== Segment start ==

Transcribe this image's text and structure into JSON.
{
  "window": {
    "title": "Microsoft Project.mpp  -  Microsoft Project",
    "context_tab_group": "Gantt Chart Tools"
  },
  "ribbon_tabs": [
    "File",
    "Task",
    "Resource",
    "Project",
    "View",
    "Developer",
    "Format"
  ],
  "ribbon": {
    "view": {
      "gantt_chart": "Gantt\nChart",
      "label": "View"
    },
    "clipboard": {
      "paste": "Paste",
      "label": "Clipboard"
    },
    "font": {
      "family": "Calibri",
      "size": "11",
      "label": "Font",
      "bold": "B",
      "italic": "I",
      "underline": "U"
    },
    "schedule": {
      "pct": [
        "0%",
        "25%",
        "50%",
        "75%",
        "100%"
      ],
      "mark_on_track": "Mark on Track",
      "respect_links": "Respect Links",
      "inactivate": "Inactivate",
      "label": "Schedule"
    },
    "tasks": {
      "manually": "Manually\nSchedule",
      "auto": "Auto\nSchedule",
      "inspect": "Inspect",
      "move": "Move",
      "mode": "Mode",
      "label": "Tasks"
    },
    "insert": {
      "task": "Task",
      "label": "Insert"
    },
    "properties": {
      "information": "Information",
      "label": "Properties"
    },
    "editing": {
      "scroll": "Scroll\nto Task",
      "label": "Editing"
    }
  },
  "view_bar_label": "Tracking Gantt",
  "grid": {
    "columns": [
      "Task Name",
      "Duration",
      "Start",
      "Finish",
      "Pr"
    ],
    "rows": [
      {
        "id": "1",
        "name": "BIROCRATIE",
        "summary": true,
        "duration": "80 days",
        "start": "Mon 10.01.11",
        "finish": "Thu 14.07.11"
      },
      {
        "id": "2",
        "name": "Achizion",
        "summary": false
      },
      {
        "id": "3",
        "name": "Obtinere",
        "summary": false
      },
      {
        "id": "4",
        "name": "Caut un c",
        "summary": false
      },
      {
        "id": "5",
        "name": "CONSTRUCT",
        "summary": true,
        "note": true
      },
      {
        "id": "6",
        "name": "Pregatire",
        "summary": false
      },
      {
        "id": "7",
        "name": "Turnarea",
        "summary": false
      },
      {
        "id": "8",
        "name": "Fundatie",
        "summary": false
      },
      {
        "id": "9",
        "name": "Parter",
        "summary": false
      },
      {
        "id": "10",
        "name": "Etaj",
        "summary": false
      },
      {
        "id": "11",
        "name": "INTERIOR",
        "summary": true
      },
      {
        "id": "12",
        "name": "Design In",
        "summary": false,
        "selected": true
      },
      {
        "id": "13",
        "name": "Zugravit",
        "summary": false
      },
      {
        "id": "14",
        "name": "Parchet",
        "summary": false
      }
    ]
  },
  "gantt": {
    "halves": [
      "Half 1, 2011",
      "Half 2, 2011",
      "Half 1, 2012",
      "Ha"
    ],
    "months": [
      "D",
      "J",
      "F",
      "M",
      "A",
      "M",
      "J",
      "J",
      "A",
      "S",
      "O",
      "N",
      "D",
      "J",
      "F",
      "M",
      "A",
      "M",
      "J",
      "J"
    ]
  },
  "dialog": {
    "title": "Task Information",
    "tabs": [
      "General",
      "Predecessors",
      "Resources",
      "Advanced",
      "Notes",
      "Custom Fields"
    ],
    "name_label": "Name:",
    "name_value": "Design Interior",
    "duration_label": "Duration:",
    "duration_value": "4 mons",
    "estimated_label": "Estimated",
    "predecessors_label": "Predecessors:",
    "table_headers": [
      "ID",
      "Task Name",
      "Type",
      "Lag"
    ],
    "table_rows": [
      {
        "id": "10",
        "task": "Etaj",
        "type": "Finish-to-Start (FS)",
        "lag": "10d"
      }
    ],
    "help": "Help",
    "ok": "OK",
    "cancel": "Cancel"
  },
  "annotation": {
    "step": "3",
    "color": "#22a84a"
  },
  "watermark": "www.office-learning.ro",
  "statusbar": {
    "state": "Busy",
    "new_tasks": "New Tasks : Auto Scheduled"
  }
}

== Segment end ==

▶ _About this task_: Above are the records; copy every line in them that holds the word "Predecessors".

▶ _Output below_:
      "Predecessors",
    "predecessors_label": "Predecessors:",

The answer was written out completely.